Which lines of the records hold the string "Stop"? Report only how many of them there are.

____ DATA

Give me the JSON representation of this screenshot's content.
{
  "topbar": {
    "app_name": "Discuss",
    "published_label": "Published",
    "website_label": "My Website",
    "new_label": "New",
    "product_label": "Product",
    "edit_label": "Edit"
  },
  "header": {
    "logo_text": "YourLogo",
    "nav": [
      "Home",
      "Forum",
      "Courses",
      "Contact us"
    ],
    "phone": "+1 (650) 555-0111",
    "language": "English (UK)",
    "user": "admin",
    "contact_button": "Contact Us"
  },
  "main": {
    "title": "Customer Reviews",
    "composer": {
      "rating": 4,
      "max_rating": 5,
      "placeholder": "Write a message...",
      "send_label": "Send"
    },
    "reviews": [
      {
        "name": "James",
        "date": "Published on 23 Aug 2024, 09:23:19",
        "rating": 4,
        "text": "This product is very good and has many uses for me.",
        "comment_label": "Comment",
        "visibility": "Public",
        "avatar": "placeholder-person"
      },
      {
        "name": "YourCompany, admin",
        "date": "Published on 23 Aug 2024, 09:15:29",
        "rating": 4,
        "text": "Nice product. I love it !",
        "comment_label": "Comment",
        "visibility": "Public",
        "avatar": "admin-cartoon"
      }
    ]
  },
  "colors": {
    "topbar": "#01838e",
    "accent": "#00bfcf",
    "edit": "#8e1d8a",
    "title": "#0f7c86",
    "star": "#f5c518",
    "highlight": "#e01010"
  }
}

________
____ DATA

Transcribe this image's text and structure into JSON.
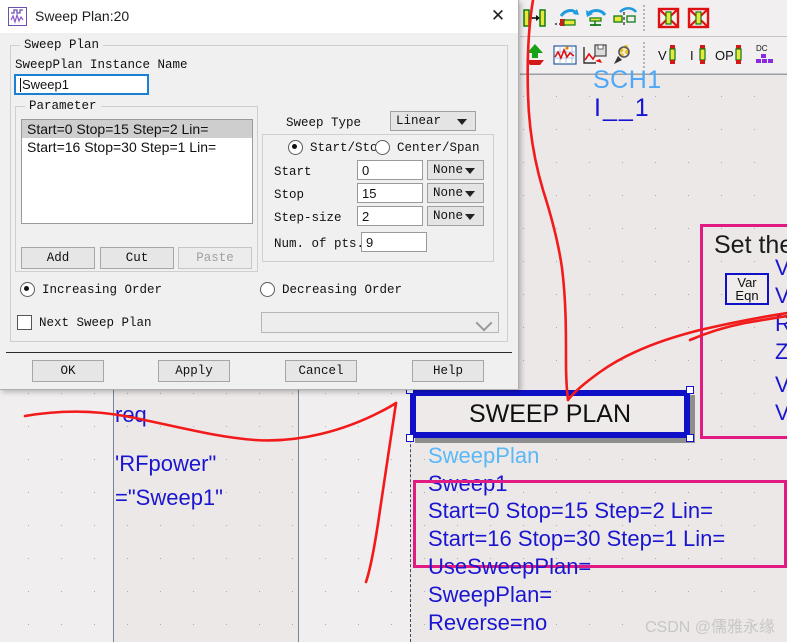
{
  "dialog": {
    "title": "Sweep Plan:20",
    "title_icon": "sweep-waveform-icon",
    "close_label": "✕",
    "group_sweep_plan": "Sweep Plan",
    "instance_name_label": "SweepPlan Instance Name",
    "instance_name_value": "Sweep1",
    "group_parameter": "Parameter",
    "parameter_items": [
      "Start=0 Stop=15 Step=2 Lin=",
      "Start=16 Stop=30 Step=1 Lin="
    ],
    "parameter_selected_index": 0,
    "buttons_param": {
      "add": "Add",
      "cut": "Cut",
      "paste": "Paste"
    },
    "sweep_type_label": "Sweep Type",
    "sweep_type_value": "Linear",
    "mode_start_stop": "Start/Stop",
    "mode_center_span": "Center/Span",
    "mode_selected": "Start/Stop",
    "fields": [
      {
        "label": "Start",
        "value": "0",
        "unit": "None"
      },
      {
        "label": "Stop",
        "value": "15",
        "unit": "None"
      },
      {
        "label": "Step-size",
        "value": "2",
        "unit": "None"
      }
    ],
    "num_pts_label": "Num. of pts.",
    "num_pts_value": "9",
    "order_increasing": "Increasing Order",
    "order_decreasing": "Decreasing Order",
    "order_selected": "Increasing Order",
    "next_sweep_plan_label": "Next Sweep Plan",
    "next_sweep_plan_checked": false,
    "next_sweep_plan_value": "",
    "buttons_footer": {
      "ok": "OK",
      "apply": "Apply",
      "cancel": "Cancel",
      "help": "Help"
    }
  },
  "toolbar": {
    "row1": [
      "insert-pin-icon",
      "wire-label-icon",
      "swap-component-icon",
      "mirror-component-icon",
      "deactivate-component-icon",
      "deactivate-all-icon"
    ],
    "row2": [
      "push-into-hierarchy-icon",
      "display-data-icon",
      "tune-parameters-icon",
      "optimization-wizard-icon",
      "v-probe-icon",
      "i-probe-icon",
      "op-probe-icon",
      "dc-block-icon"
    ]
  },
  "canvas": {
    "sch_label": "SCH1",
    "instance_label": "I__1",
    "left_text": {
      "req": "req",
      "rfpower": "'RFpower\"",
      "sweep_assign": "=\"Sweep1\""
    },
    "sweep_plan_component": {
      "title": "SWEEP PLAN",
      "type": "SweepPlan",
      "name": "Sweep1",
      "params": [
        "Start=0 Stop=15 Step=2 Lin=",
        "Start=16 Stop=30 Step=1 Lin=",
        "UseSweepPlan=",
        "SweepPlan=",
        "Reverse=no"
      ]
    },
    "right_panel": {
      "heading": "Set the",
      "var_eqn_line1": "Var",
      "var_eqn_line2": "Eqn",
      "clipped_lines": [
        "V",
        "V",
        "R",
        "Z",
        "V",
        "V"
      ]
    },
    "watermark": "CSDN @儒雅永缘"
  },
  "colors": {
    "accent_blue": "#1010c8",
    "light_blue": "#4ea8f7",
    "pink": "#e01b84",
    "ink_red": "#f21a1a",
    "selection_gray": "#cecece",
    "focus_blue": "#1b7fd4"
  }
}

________
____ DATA

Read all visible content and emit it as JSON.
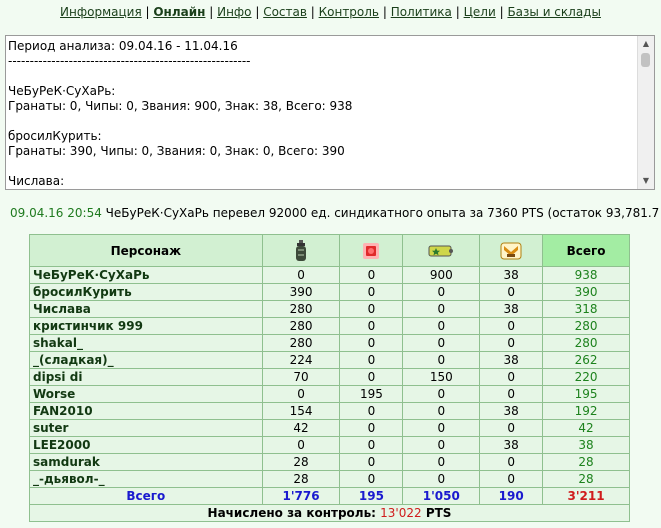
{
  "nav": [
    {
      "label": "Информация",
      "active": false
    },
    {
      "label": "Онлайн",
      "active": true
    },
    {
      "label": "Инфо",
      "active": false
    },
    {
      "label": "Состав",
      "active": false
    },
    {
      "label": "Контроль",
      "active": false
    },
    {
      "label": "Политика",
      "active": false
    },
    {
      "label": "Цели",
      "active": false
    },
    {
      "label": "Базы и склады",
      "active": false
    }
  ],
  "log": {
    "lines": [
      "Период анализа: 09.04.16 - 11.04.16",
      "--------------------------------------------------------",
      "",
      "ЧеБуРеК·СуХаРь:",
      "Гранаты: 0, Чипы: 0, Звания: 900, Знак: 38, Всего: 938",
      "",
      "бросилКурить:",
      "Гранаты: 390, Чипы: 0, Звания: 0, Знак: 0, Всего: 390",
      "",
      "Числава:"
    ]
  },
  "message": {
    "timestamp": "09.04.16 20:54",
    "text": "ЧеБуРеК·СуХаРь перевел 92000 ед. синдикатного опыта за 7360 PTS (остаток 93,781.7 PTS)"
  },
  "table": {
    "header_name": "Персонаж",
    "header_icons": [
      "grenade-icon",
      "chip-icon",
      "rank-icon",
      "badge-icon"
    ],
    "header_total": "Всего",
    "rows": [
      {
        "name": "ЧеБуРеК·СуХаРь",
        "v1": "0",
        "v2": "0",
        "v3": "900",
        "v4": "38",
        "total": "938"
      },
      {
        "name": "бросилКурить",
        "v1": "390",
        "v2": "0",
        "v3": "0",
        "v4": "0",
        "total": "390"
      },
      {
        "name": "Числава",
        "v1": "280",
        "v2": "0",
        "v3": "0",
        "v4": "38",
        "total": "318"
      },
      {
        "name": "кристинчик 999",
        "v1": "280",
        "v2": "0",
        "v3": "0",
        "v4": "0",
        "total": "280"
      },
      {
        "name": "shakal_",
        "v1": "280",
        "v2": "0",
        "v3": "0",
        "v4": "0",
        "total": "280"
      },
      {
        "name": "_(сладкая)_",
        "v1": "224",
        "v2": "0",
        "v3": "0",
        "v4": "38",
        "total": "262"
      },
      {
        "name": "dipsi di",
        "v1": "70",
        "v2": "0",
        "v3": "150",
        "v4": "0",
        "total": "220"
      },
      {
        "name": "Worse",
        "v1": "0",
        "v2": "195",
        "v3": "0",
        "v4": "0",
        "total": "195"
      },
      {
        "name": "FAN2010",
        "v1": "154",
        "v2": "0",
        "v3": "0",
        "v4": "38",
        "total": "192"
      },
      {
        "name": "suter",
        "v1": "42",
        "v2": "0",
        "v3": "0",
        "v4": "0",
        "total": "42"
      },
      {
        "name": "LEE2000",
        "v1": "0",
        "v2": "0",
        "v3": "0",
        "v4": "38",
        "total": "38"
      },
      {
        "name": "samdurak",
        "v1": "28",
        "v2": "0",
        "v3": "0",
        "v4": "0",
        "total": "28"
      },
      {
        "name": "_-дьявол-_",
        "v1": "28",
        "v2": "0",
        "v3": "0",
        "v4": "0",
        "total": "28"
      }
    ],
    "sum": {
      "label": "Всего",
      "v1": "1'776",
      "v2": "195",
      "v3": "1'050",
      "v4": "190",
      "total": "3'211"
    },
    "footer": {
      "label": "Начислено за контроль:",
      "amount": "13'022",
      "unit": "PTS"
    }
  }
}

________

§ **RESPONSE TO THIS EXERCISE**:
7